Data:
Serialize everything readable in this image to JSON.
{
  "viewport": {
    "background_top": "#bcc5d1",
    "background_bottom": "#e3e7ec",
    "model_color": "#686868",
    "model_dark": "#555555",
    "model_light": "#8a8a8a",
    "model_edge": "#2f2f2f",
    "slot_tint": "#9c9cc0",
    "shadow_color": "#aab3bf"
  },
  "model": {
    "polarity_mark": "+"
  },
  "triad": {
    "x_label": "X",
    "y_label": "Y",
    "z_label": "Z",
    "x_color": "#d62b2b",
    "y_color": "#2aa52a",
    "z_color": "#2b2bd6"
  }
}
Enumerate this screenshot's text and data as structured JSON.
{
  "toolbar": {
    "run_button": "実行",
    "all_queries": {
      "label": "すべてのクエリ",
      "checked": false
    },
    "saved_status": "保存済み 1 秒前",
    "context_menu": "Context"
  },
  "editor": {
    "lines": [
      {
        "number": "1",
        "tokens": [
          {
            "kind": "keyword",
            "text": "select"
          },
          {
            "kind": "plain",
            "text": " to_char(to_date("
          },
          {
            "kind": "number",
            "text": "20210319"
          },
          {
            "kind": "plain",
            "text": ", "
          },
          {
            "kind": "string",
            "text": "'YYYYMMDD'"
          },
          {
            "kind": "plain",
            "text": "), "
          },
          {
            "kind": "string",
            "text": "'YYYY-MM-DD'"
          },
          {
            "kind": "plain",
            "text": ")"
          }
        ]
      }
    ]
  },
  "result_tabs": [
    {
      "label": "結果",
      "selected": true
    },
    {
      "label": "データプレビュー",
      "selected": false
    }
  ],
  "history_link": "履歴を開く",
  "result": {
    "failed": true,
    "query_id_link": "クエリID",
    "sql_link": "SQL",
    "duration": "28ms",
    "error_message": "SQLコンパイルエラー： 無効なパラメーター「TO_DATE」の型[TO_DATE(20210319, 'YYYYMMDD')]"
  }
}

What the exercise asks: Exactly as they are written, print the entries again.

Written response:
Serialize everything readable in this image to JSON.
{
  "viewport": {
    "background_top": "#bcc5d1",
    "background_bottom": "#e3e7ec",
    "model_color": "#686868",
    "model_dark": "#555555",
    "model_light": "#8a8a8a",
    "model_edge": "#2f2f2f",
    "slot_tint": "#9c9cc0",
    "shadow_color": "#aab3bf"
  },
  "model": {
    "polarity_mark": "+"
  },
  "triad": {
    "x_label": "X",
    "y_label": "Y",
    "z_label": "Z",
    "x_color": "#d62b2b",
    "y_color": "#2aa52a",
    "z_color": "#2b2bd6"
  }
}
Enumerate this screenshot's text and data as structured JSON.
{
  "toolbar": {
    "run_button": "実行",
    "all_queries": {
      "label": "すべてのクエリ",
      "checked": false
    },
    "saved_status": "保存済み 1 秒前",
    "context_menu": "Context"
  },
  "editor": {
    "lines": [
      {
        "number": "1",
        "tokens": [
          {
            "kind": "keyword",
            "text": "select"
          },
          {
            "kind": "plain",
            "text": " to_char(to_date("
          },
          {
            "kind": "number",
            "text": "20210319"
          },
          {
            "kind": "plain",
            "text": ", "
          },
          {
            "kind": "string",
            "text": "'YYYYMMDD'"
          },
          {
            "kind": "plain",
            "text": "), "
          },
          {
            "kind": "string",
            "text": "'YYYY-MM-DD'"
          },
          {
            "kind": "plain",
            "text": ")"
          }
        ]
      }
    ]
  },
  "result_tabs": [
    {
      "label": "結果",
      "selected": true
    },
    {
      "label": "データプレビュー",
      "selected": false
    }
  ],
  "history_link": "履歴を開く",
  "result": {
    "failed": true,
    "query_id_link": "クエリID",
    "sql_link": "SQL",
    "duration": "28ms",
    "error_message": "SQLコンパイルエラー： 無効なパラメーター「TO_DATE」の型[TO_DATE(20210319, 'YYYYMMDD')]"
  }
}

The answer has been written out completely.